On April 1, 2016, the District of Columbia Circuit Court of Appeals issued a mandate of its December 21, 2015, order, which summarily affirmed the dismissal of the appellants’ appeal. The court determined that the record was replete with examples of appellants’ misconduct at the district court level.
Walter T. Charlton, Counsel for Cynthia Artis, et al., in the extremely long duration employment discrimination case, Artis v. Greenspan Bernanke Yellen spoke about the Federal Reserve Board in 2002. Thirteen years later, the case is still active. The Board acts as if equal opportunity is an undeserved burden, one which it does not have … Continue reading Federal Reserve Board: Walter T. Charlton, Counsel for Cynthia Artis, Artis v. Bernanke, on C-Span in 2002; A note on John Roberts and Antonin Scalia
Following a dismissal with prejudice in the United States District Court for the District of Columbia, the plaintiffs filed an appeal with the U.S. Court of Appeals for the District of Columbia Circuit in September 2015 (docket number 15-5260, available at http://www.pacer.gov.
The tragedy of this case was the incredible length of time and waste of precious resources to resolve a claim of employment discrimination. It shows why there must be alternative dispute resolution for these type of cases.
The D.C. Circuit, vacating the decision of the district court and remanding the case to the district court, held that where counseling produces sufficient information to enable the agency to investigate the claim, that counseling purpose has been served. The court determined that the class members did provide meaningful information about specific instances of discrimination in the January 17 Resubmission document and offered corresponding allegations of discrimination against individual class agents. Such information, the D.C. Circuit reasoned, was enough for the Board to investigated and try to resolves the claims of the class members.
While the racial violence was overt In Charlottesville, the everyday implicit racial bias is equally corrosive to a fair society.
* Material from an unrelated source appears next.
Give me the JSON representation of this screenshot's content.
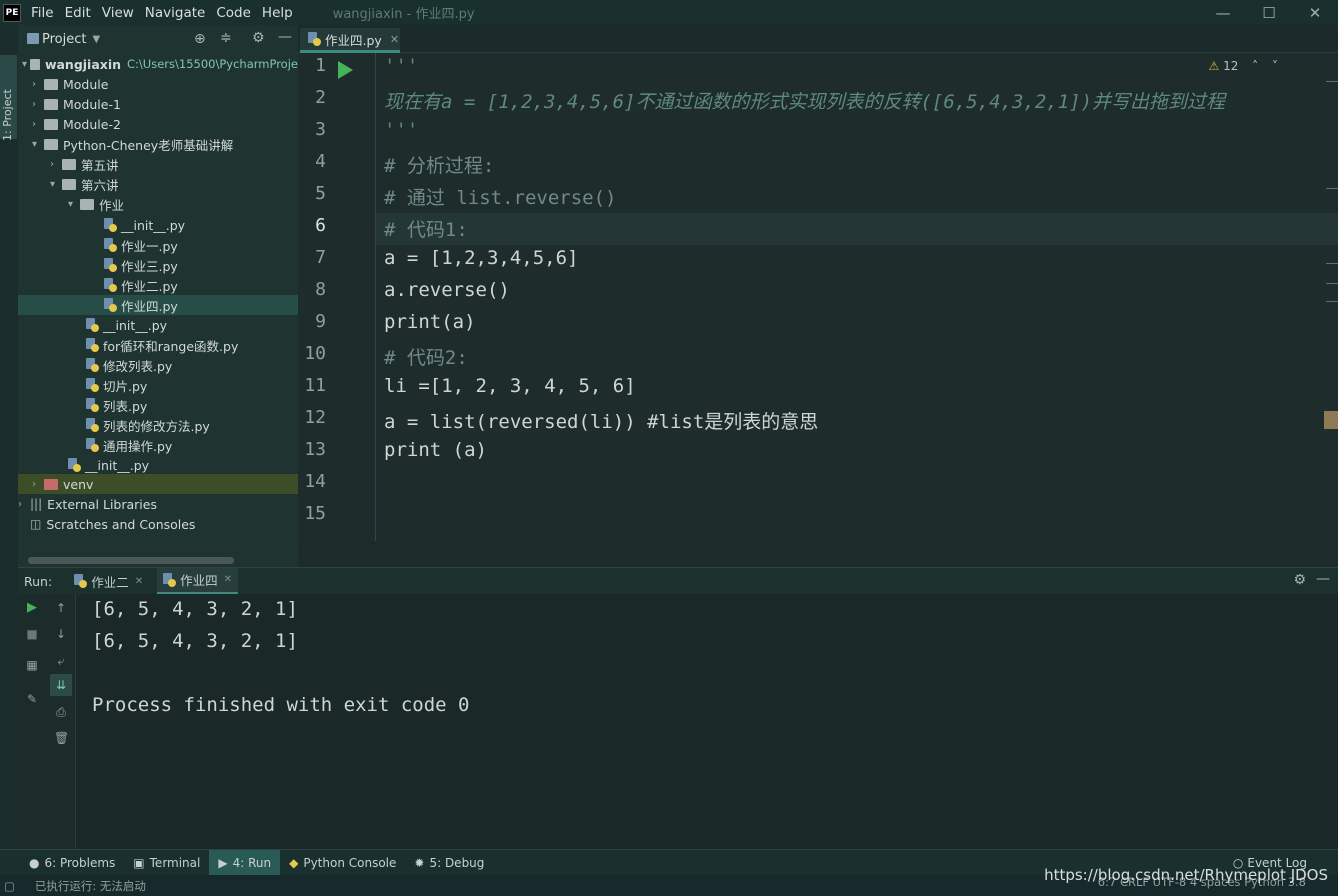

The everyday silent, hidden “colorblind” violence continues. It would be far more helpful for Frazier to start a CEO-led committee to expose and eradicate all discrimination in the workplace.
Of Note items— (1) From the Guardian Newspaper (United Kingdom) One quote about “balanced budgets”– “Despite these significant shifts, myths about the economy refuse to go away and hamper a more productive debate. They concern how the government manages public finances – “tax and spend”, if you will. The first is that there is an … Continue reading Federal Reserve Board: H.2 Release for Week Ending July 22, 2017; H.4.1 Release (Balance Sheet) for Week Ending July 27, 2017; Macroeconomics and “Colorblindness” = Wickedness
Dick Grote has authored another article on “rank and yank,” “What to do when you think your performance review is wrong” (published in the Harvard Business Review (March 7, 2017)). This time the defense of the system is indirect—informing the recipient of a “C-Bucket” rating to accept it. Indeed, as Grote states in the article, nothing the employee argues against the rating is likely to change it.
Because of the calibration meeting, where managers rank employees, changing a rating means changing it for others, given that rank and yank is a rigid, inhuman, and employee-abusive system.
H.4.1 Release–Factors Affecting Reserve Balances
Total factors supplying reserve funds (as of June 14, 2017): $4,522,637 (in millions of dollars). (On September 26, 2007, this amount was $900,473 (in millions of dollars)).
A few seconds on a pay-TV show (HBO), with Bill Maher and Sen. Benjamin Sasse, in 2017 captured the failure of the United States to reckon with its living legacy of chattel slavery. It has distorted the culture of the United States in harmful ways.